The affable astrophysicist, who has achieved celebrity status thanks to his reboot of the popular Cosmos TV show and his StarTalk podcast, is a graduate of the Bronx High School of Science, Harvard and Columbia, and is currently the director of New York’s Hayden Planetarium. He’s received 18 honorary doctorate degrees and numerous awards, including being named “Sexiest Astrophysicist Alive” by People magazine.
At a press conference before his morning talk, Tyson was engaging and gregarious, answering questions about everything from the future of NASA to Gov. Rick Scott’s recent ban of the official use of the words “climate change” and “global warming.”
On science and politics, Tyson said, “My concern is that if you have political swaths of people who are in denial of emergent scientific truths, then they’re not at the table to influence policy that could serve their political interests later on. The fact that we have politics at all means people don’t always agree, and I think that’s healthy. But when you say, 'Let’s debate whether or not humans are influencing our climate,' you are losing time that you could [instead] be debating what to do in the face of that fact.”

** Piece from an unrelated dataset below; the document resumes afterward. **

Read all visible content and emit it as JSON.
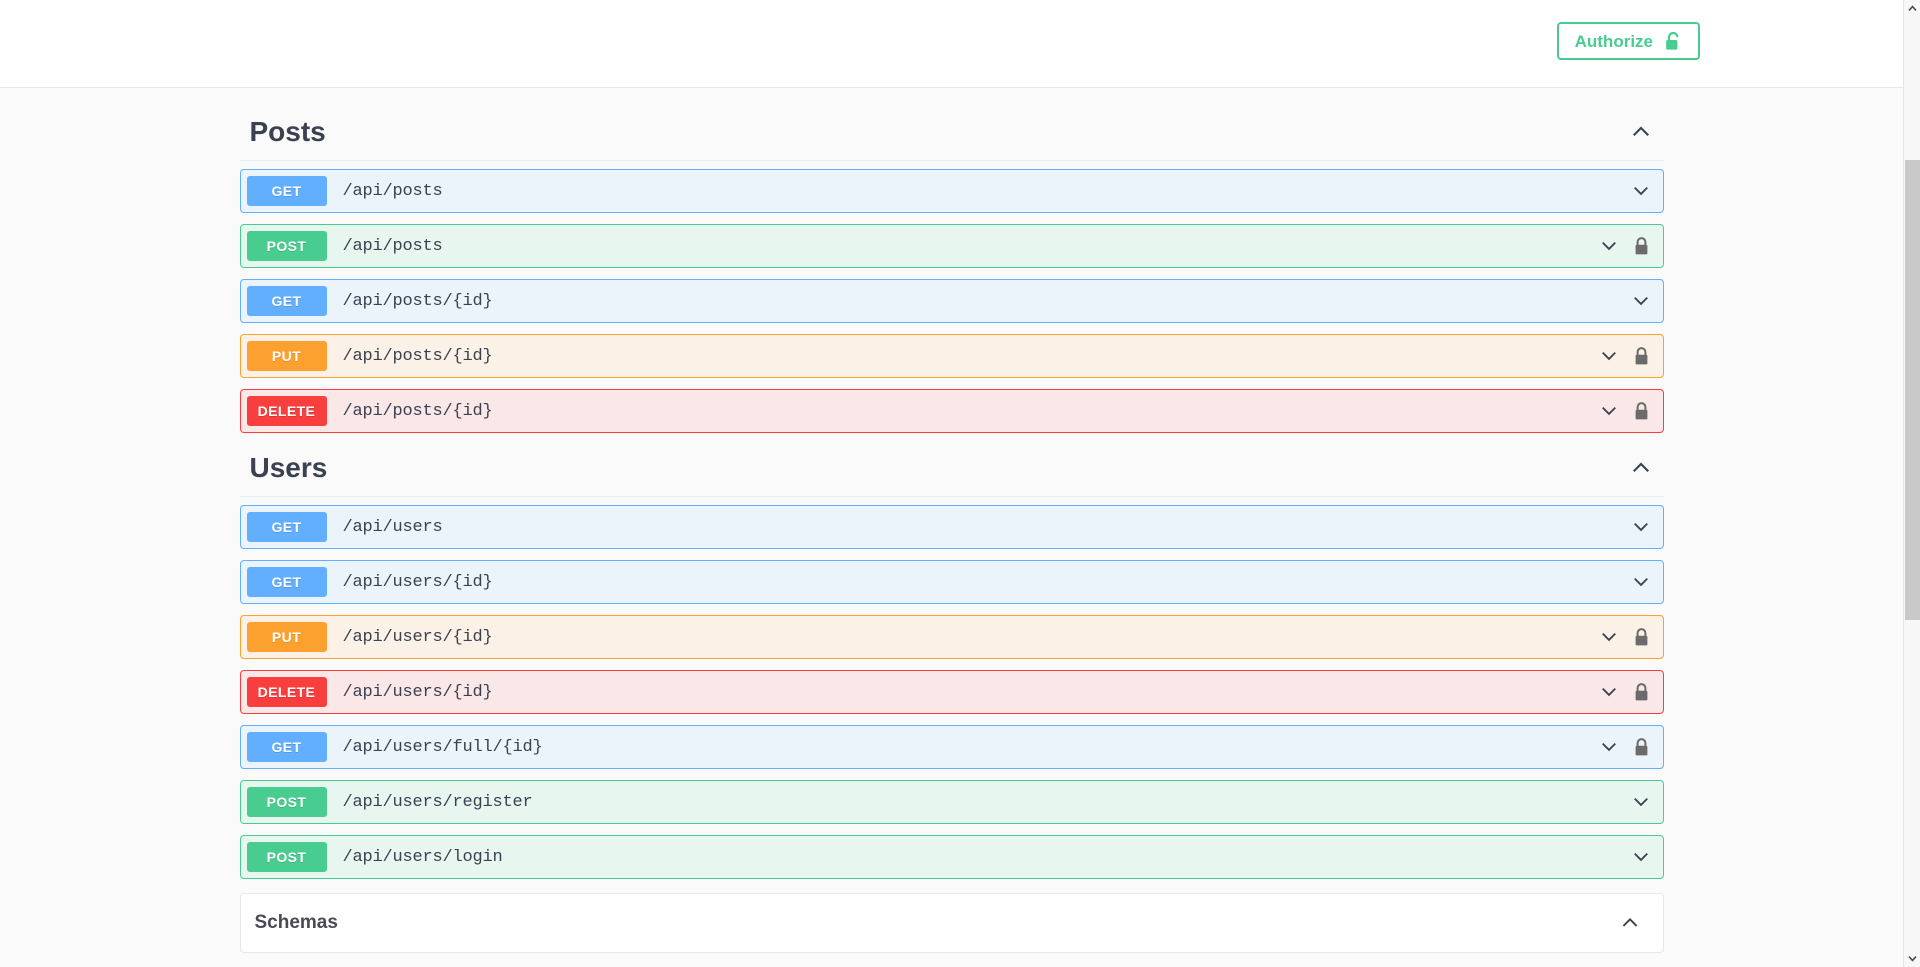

“Oh, and by the way?” he continued. “People like to blame politicians for everything, and I stopped doing that about 15 years ago. I no longer blame politicians for a damn thing—because we vote for the politicians! So who’s ultimately accountable here? It’s the electorate.”
Switching gears to space exploration, Tyson said he doesn’t think we’ll see a human colony on Mars in our lifetime. “I see a colony on the moon before I do on Mars. I’m just skeptical that anything planned [for a human colony there] has any real chance of succeeding. Maybe you could have some tourism—why not? There’s money there, as Florida residents know,” he joked.
But he is hopeful that in his lifetime life on other planets will be discovered. “I want to find life on any place other than Earth,” he said. “That doesn’t pre-require the results; it just requires the exploration to determine [them]. You follow the water, which is a NASA mantra, because everywhere on Earth [where] there’s water, there’s life. There’s subterranean water, we think, on Mars, there’s a moon on Jupiter with water. And maybe life doesn’t need liquid water; maybe it just needs a liquid. These are questions I’d love answered in my lifetime, and I think they can be realistically addressed.”